We are absolutely delighted that dressCode and our founder Toni Scullion are mentioned in the recent Scottish Technology Ecosystem Review. dressCode is recognised as good practice to help closing the gender gap and Toni has been recommended to “be given a full or part-time role in advising government on Computing Science in-curricular design and extra-curricular support in Scotland”.

Lack of support given to voluntary/extra-curricular organisations
There are several national and local programmes supporting extra-curricular programming
support for children, including Young Engineers and Science Clubs (YESC), CoderDojo, Code Club,
Make it Happen, Prewired, The DataKirk (which supports data literacy for BAME young people),
Digital Skills 4 Girls and dressCode (these last two clubs work to mitigate the horrendous underparticipation of girls in Computing Science). They are mostly volunteer-led and receive a mixture of public and private funding support.” page 27

Rec. 7. School-stage extra-curricular programming clubs should be strategically supported.
The Scottish Government should work with councils across Scotland to create a database of
extra-curricular programming clubs profiled by their geographic and demographic coverage to
identify gaps in provision (and including, for example, by gender, ethnicity, age group and areas
of deprivation). Funding should be increased to existing club networks, such as Young Engineers
and Science Clubs (YESC), CoderDojo, Code Club, Make it Happen, Prewired, The DataKirk, Digital
Skills 4 Girls and dressCode to support the purchase of additional equipment and to cover
operating expenses; two constraints to scaling their current activities.” pg 71

“Rec. 8. Overcoming gender-stereotyping in early years.
We stated earlier in this report that, by the time pupils take the Higher Computing Science
qualification, only 16% of them are female on average; a ratio that worsens as they continue on
through university and into industry.

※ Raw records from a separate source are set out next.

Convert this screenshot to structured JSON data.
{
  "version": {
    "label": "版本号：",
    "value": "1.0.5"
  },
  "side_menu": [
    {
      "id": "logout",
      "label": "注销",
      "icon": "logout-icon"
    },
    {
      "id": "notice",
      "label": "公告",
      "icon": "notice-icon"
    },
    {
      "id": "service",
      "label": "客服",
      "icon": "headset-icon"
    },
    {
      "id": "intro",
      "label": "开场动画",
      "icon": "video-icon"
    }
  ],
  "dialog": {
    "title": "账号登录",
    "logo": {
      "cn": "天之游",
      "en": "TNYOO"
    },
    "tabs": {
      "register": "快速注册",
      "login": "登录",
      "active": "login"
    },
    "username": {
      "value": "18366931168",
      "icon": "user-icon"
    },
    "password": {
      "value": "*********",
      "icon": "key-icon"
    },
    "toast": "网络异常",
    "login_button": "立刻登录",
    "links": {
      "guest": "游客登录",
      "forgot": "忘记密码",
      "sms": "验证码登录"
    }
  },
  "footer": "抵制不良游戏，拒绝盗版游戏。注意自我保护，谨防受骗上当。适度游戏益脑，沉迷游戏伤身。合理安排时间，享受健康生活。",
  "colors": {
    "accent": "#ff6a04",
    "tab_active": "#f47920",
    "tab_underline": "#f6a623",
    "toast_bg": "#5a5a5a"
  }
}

Put simply, gender role stereotyping removes almost half
of our best future engineers. It would be economically and societally beneficial if Scotland was
to lead on addressing this aberration. Gender role stereotyping is established by society during
the primary-school years, and it is here that work should be particularly focussed.

We recommend that the Scottish Government conduct a sustained public information
campaign aimed at countering role stereotyping as it relates to science, Computing Science and
engineering, enlisting role models and others as part of that campaign.

Particular focus should also be given to supporting initiatives, such as dressCode which
encourages school-age girls into programming. An interesting observation: at Higher Computing
Science level, 16% of students are girls, on average across Scotland. In dressCode founder Toni
Scullion’s school, where she first pioneered dressCode, the female intake is more than double
that figure. Ms Scullion could be engaged to consult on how best to scale this support across
Scotland, and perhaps be given a full or part-time role in advising the government on Computing
Science in-curricular design and extra-curricular support in Scotland, given her many other
innovations in promoting general student interest in Computing Science.”pg 71

This report is bold and innovative, we are so excited about this! It is truly wonderful to have been recognised for the hard work we are doing to inspire as many pupils across the country into Computing Science, particularly girls.

Thank you for your kind works Mark Logan!

You can read the full report here.